Your instructions
Go through the data below and copy each line where the word "this" occurs.

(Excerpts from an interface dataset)
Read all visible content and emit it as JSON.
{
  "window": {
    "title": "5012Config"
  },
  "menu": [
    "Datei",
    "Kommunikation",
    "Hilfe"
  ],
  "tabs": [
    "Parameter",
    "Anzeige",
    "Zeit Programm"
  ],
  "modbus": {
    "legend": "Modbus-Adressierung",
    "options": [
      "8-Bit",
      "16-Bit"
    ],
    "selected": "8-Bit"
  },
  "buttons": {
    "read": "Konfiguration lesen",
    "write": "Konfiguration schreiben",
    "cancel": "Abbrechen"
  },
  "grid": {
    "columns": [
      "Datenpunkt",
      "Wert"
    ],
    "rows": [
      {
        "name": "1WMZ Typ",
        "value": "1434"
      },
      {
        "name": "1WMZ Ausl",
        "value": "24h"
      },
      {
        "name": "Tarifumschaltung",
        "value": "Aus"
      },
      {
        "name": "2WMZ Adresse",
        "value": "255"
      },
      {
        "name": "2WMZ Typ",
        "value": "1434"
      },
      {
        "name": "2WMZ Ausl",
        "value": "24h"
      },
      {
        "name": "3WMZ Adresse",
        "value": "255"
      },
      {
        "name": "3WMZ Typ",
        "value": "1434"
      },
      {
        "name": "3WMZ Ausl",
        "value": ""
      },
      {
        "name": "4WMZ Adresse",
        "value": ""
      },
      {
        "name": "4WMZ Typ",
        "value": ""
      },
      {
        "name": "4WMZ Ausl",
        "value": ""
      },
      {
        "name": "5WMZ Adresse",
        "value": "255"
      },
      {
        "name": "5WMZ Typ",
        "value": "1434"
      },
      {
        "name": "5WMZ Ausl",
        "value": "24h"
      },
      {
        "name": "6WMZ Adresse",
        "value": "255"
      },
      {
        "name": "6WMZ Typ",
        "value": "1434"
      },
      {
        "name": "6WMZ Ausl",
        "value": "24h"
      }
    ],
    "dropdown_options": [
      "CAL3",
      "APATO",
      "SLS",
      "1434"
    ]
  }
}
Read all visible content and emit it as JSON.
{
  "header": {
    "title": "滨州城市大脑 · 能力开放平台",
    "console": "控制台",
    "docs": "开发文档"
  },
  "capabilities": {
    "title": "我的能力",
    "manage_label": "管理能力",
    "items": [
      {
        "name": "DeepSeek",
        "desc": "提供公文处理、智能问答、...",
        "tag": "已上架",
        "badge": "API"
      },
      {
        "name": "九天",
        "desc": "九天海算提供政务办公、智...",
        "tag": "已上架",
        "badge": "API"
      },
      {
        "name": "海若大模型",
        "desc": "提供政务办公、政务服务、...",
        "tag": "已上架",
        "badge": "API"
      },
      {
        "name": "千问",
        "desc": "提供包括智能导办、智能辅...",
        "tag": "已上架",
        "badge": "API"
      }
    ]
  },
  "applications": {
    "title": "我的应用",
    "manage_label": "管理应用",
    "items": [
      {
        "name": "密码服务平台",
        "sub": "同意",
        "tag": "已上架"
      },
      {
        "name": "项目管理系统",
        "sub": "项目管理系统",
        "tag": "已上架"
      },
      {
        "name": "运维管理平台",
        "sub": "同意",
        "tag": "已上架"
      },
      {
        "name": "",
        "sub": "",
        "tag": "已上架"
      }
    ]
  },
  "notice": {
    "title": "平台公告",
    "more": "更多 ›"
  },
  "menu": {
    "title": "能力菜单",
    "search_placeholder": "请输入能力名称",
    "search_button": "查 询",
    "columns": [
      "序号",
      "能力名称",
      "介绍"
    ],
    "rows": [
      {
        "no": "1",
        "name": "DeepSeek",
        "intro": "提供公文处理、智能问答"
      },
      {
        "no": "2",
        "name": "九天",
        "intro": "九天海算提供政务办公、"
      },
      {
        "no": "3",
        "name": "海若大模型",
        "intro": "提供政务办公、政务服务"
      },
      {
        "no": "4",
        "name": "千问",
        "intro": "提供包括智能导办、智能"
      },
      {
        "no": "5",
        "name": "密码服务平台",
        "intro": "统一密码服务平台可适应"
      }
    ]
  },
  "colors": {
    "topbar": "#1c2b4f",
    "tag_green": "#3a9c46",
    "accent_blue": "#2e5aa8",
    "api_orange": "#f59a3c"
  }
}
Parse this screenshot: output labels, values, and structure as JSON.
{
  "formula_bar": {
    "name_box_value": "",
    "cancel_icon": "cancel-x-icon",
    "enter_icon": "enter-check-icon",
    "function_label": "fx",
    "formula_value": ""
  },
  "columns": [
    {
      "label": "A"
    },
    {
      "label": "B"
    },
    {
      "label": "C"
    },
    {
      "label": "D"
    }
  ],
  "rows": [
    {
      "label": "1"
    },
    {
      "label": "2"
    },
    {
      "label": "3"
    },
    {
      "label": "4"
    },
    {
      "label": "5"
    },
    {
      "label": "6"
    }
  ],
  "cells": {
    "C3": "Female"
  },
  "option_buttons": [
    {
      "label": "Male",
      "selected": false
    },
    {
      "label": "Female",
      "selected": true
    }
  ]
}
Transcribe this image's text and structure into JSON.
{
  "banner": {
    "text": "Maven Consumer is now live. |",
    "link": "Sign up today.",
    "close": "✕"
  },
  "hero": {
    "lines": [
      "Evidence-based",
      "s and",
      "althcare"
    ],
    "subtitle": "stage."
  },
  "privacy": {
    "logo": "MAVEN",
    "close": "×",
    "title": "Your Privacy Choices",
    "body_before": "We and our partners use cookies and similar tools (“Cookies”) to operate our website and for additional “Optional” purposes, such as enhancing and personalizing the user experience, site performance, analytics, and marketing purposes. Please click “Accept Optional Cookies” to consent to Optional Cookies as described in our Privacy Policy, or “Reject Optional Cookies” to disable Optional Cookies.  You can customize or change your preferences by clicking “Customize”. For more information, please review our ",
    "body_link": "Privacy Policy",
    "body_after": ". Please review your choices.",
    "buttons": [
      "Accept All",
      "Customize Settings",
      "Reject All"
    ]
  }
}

Exercise output
Parse this screenshot: output labels, values, and structure as JSON.
Transcribe this image's text and structure into JSON.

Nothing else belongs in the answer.